Go through the data below and return each line where the string "Repeat" occurs.

● Given information

━━━━━━━━━━

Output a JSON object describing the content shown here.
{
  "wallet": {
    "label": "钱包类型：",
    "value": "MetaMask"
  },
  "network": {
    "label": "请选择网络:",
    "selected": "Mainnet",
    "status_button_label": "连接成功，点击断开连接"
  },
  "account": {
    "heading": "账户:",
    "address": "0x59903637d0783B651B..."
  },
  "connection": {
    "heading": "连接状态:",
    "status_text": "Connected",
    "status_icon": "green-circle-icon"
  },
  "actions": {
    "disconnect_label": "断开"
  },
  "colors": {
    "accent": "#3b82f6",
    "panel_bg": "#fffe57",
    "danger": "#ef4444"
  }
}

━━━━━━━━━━

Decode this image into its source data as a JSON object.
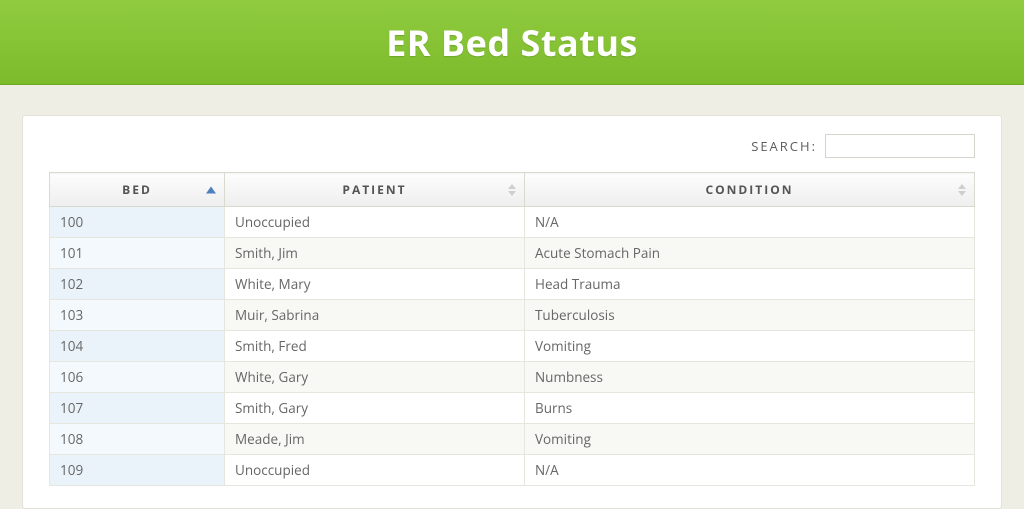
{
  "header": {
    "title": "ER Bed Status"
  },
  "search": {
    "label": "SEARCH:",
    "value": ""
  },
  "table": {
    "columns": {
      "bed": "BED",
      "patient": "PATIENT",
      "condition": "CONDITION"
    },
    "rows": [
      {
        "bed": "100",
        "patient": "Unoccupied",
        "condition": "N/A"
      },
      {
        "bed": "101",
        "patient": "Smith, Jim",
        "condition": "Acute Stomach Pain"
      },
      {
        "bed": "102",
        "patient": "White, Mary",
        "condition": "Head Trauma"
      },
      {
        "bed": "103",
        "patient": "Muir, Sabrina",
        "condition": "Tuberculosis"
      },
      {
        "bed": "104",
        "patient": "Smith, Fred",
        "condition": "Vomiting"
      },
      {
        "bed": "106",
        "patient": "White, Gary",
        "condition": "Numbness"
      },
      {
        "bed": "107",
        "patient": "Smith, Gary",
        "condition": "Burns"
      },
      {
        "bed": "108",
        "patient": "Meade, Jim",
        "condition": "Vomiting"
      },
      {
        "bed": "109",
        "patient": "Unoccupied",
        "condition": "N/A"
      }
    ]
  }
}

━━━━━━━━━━

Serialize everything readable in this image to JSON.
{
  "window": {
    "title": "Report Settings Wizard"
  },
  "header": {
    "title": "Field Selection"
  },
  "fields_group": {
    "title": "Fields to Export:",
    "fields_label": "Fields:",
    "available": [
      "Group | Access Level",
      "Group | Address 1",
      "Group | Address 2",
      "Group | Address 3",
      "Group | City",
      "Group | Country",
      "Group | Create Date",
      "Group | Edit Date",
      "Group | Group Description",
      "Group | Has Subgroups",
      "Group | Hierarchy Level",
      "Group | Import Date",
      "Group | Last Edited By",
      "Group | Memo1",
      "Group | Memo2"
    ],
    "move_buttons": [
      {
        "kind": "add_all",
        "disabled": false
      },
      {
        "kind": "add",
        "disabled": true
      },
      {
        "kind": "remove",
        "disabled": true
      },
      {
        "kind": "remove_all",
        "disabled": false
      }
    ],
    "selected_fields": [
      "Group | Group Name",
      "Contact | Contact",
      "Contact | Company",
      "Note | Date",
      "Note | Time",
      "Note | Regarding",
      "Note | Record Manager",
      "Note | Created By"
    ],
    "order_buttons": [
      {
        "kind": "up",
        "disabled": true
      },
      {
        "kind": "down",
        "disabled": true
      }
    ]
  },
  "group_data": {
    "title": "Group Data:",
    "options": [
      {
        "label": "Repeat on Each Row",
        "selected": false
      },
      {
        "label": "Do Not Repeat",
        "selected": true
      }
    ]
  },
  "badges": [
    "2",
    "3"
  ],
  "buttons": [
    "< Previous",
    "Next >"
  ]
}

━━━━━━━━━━

● Response to the exercise
        "label": "Repeat on Each Row",
        "label": "Do Not Repeat",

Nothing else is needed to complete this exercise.